Barrett: The vanishing art of distinguishing between unlike things

Barrett: The vanishing art of distinguishing between unlike things

April 10th, 2011 by Steve Barrett in Opinion Columns

Let's stipulate:

  • that gratuitously burning a book which people of a given religion hold sacred is a bad thing to do, even if the match bearer deems the book diabolical rather than divine;

  • that such an act is particularly ill advised when U.S. troops are fighting in a region full of people who revere the book in question, and when previous insults to their religion have become pretexts for mass murder, and;

  • that the recent burning of a copy of the Quran at a church in Florida was therefore stupid.

But then let us reflect on the greater evil that took place after the burning. (Notice I say "after," not "because of," for reasons I'll explain.)

At this writing, more than 20 people in Afghanistan are dead and nearly 100 have been injured in riots related to the desecration of the Quran.

Not many people in America, Afghanistan or, for that matter, Botswana or the Galapagos Islands approve of what the church did. But its ugly act revealed an uglier truth: Radical Muslims consider homicide an appropriate response to the nonviolent actions of those who disagree with them.

It's disgraceful that that should have to be pointed out in the United States only nine years after 9/11. But listen to the critics of the Florida church's actions. When they bother to mention the butchery that followed in Afghanistan, they mash it and the Quran burning together in some half-baked moral meatloaf. That betrays a stunning inability to distinguish between patently different things - a skill normally acquired not long after one slips the surly bonds of Pampers and Similac.

Yet it was hard to determine which misdeed President Obama considered more grievous.
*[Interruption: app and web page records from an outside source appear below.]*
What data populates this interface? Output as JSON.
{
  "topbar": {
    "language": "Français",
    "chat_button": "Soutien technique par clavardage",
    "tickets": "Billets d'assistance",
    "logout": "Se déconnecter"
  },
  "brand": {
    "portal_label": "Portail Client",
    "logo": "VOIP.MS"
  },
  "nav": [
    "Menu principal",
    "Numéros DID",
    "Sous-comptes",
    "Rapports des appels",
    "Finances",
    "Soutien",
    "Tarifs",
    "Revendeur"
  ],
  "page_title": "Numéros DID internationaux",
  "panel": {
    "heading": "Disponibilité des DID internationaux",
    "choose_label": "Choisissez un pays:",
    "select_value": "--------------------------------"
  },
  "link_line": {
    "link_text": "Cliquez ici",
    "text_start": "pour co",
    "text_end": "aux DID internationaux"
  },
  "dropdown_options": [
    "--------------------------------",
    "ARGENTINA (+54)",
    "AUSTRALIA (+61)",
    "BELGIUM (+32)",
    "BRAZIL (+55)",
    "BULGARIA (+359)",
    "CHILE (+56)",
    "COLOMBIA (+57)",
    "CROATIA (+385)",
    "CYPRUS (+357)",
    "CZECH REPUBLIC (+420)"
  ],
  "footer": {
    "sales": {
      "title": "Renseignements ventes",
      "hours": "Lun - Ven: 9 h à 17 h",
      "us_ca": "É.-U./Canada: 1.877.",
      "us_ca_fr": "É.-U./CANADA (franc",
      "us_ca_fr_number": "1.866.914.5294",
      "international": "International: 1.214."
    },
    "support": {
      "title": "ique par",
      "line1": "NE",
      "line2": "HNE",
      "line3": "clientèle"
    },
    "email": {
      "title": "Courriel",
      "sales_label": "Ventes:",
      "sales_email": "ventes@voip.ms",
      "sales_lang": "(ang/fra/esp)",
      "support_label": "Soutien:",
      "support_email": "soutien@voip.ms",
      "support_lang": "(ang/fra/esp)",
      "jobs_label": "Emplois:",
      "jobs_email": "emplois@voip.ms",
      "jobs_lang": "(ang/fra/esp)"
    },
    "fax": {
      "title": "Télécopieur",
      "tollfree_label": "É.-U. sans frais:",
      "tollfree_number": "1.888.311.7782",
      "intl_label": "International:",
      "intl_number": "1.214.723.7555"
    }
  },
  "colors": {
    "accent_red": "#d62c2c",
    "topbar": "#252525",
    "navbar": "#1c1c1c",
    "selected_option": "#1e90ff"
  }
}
He labeled the Quran desecration "an act of extreme intolerance and bigotry," according to CBS News, while the slayings were "outrageous and an affront to human decency and dignity."

Some go further than even mindless moral equivalence, by failing to condemn the killers at all. A column by a staff member at The Palm Beach Post in Florida derides the "infamous" church and its "vile" pastor, who, the writer says, is "making excuses" for the Quran desecration "that spawned scores of deaths and mayhem in Afghanistan."

Wait just a banjo-pickin' minute!

The people who should be making excuses for the deaths are the ones who picked up guns, knives or blunt objects and ended the lives of nearly two dozen innocents in Afghanistan. Some disrespectful jerk halfway around the world didn't force them to do that; they did it all by their lonesome. Yet the columnist proffers them not the gentlest reproof.

Wanna talk bigotry, Mr. President? How 'bout the soft bigotry of low expectations? What say we dispense with this quiet assumption that people of certain faiths can't be expected not to engage in slaughter when they feel dissed?

Their adoring fan

Venezuelan dictator Hugo Chavez, speaking on television about potential U.S. envoys to his country: "I hope they name [far-left director] Oliver Stone. I'll suggest a candidate ... [far-left "actor"] Sean Penn, or [far-left professor Noam] Chomsky. We have a lot of friends there. [Democrat] Bill Clinton!"

You know, it's never quite just to condemn a celebrity, politician or academic simply because some tyrant likes him - a-la Fidel Castro's tribute to Barack Obama as a man "who believes strongly in his ideas and who hopefully can carry them out" - or, now, Chavez's devotion to Stone, Penn, Chomsky and Clinton.

But at some point, if thugs and autocrats admire you, it bears asking why.